Gulf Coast Fisherman Magazine VOL 41, No. 1 - Page 12

Equipment Notebook by David Ayers Photos by author. Splicing Three-Strand Rope T hree-strand nylon rope is by far the most popular rope in use today for typical marine applications, especially for anchor and dock lines. It has the desired amount of stretch and strength for given diameters. The following instructions apply to most three-strand ropes, including manila, polydacron and nylon. If you’re not sure that splicing has real advantages, consider this - tying a knot in a length of rope reduces its strength by as much as half, 12 while a splice retains almost 100% of the nominal strength of the rope. All you need is the rope, a knife, scissors and electrical tape. Splicing can be used to form a loop for dock lines or a thimble-end for your anchor line. A loop is shown below. If using a thimble, snug the thimble up against the rope before splicing. If using nylon or polydacron rope, you can melt the tail-ends as shown to prevent unraveling. (1) Count out about 14-18 rope lays from the end and wrap with tape.
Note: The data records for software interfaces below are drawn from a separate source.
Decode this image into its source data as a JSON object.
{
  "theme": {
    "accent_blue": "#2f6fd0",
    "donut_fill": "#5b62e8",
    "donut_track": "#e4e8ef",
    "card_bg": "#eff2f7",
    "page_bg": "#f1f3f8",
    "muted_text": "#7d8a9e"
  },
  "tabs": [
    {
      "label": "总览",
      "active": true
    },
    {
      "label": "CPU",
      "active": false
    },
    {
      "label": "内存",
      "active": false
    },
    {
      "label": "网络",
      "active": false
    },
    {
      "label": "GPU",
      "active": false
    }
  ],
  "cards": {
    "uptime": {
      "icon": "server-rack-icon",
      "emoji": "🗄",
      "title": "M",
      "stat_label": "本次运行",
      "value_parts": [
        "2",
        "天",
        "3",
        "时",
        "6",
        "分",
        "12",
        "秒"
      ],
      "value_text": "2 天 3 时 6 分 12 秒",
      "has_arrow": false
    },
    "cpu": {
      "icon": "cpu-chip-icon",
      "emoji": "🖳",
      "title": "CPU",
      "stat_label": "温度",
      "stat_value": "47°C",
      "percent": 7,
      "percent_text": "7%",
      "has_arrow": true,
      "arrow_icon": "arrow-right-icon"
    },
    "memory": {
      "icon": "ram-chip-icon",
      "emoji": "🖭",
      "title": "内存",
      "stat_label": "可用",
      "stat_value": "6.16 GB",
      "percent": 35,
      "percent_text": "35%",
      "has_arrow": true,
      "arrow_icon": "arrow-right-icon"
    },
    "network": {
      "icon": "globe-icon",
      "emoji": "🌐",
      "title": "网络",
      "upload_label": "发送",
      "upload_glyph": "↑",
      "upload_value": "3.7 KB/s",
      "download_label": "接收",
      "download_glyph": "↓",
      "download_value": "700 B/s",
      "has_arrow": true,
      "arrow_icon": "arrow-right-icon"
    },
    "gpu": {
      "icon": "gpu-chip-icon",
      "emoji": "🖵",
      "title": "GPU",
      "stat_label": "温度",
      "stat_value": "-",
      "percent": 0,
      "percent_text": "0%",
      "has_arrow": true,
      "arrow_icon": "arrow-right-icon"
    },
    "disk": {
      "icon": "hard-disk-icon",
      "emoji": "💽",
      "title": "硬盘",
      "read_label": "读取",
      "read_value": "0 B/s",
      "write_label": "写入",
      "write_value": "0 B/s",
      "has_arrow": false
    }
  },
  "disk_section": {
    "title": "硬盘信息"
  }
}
This will be the tail of the splice. (2) Un-strand the three tails and tape loose ends tightly. Wrap tape to mark the length of the eye as shown. (3) Insert (tuck) the middle (yellow) strand through any one “lay” just above the tape mark. Pull snug. (4) Rotate rope and repeat step with the last 2 strands passing each under a single separate lay. (5) Continue tucking strands through lays in consecutive order, always passing over one lay and under the next. (6) After tucks are completed, trim the taped tails. If synthetic, apply heat to the tail-end to keep it from unraveling. GULF COAST FISHERMAN W W W. G U L F F I S H I N G. C O M